That focus is necessary, not just this weekend, but moving forward should he get the chance to battle the best flyweights in the world every time out. That’s the dream, and Choi is eager to realize it.
“Fighting in the UFC was my dream and goal, right from when I started training for this sport,” he said. “I believe it is time for me to make this dream come true.”
He’s got the potential, just like Park does, but what the 26-year-old has in his back pocket is the experience of Jung, something few can claim.
“Actually, I was a part of Zombie’s training camp when he was preparing for his title shot last year,” said Choi. “Being there, he really showed me why I have to become a UFC fighter. Being around him leads to these rare opportunities and experiences, and they work as a great motivation when I train. Also, he teaches me a lot of great MMA tools and tactics, tips for cutting weight, everything. I’m learning a lot from him, and I thank him for that.”

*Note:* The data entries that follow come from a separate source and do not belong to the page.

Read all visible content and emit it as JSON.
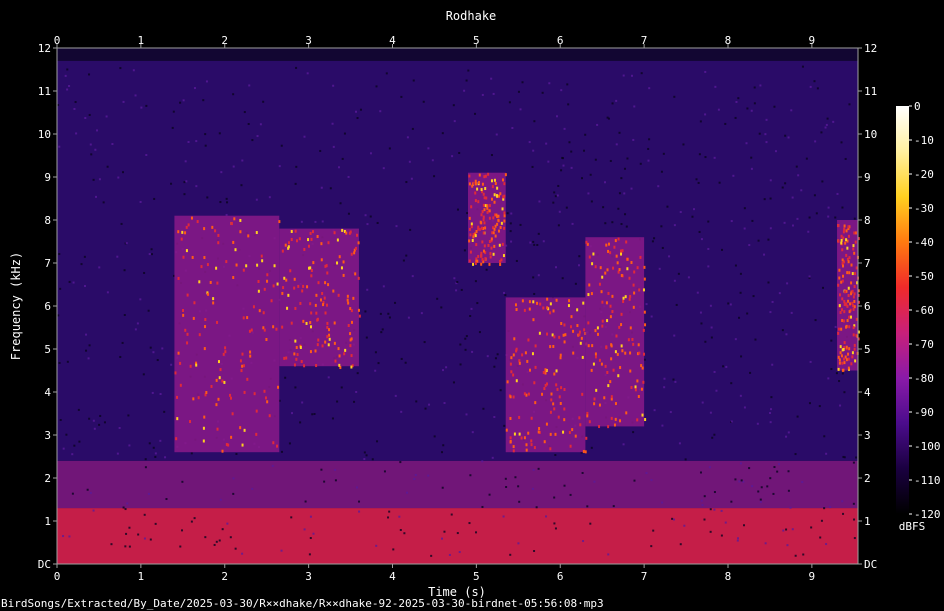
{
  "chart_data": {
    "type": "heatmap",
    "title": "Rodhake",
    "xlabel": "Time (s)",
    "ylabel": "Frequency (kHz)",
    "xlim": [
      0,
      9.55
    ],
    "ylim": [
      0,
      12
    ],
    "x_ticks": [
      "0",
      "1",
      "2",
      "3",
      "4",
      "5",
      "6",
      "7",
      "8",
      "9"
    ],
    "y_ticks": [
      "DC",
      "1",
      "2",
      "3",
      "4",
      "5",
      "6",
      "7",
      "8",
      "9",
      "10",
      "11",
      "12"
    ],
    "colorbar": {
      "unit": "dBFS",
      "range": [
        -120,
        0
      ],
      "ticks": [
        "0",
        "-10",
        "-20",
        "-30",
        "-40",
        "-50",
        "-60",
        "-70",
        "-80",
        "-90",
        "-100",
        "-110",
        "-120"
      ],
      "colors": [
        "#000000",
        "#1a0040",
        "#4b0c8c",
        "#8a1aa8",
        "#c8207a",
        "#f02a2a",
        "#ff7a10",
        "#ffd020",
        "#fff0a0",
        "#ffffff"
      ]
    },
    "calls": [
      {
        "start": 1.4,
        "end": 2.65,
        "low_khz": 2.6,
        "high_khz": 8.1
      },
      {
        "start": 2.65,
        "end": 3.6,
        "low_khz": 4.6,
        "high_khz": 7.8
      },
      {
        "start": 4.9,
        "end": 5.35,
        "low_khz": 7.0,
        "high_khz": 9.1
      },
      {
        "start": 5.35,
        "end": 6.3,
        "low_khz": 2.6,
        "high_khz": 6.2
      },
      {
        "start": 6.3,
        "end": 7.0,
        "low_khz": 3.2,
        "high_khz": 7.6
      },
      {
        "start": 9.3,
        "end": 9.55,
        "low_khz": 4.5,
        "high_khz": 8.0
      }
    ]
  },
  "footer_path": "BirdSongs/Extracted/By_Date/2025-03-30/R××dhake/R××dhake-92-2025-03-30-birdnet-05:56:08⋅mp3"
}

Of course, come fight night, it’s all up to Seoul’s Choi, and he’s well aware of that, and happy to go through whatever he has to emotionally to get the job done.
“I’ll probably be really excited, but I won’t let this excitement get to me in the wrong way,” he said. “As always, I am going to go up there, do what I do, and come back down with a solid win.”
Then it’s off to the next one, preferably with three particular letters on his gloves.
“I think the flyweight division recently became popular because a lot of the athletes are showing great performances,” Choi said. “I’d like to make the division even more popular by showing an outstanding performance of my own in the UFC. I’d like to do that every time I step into the Octagon.”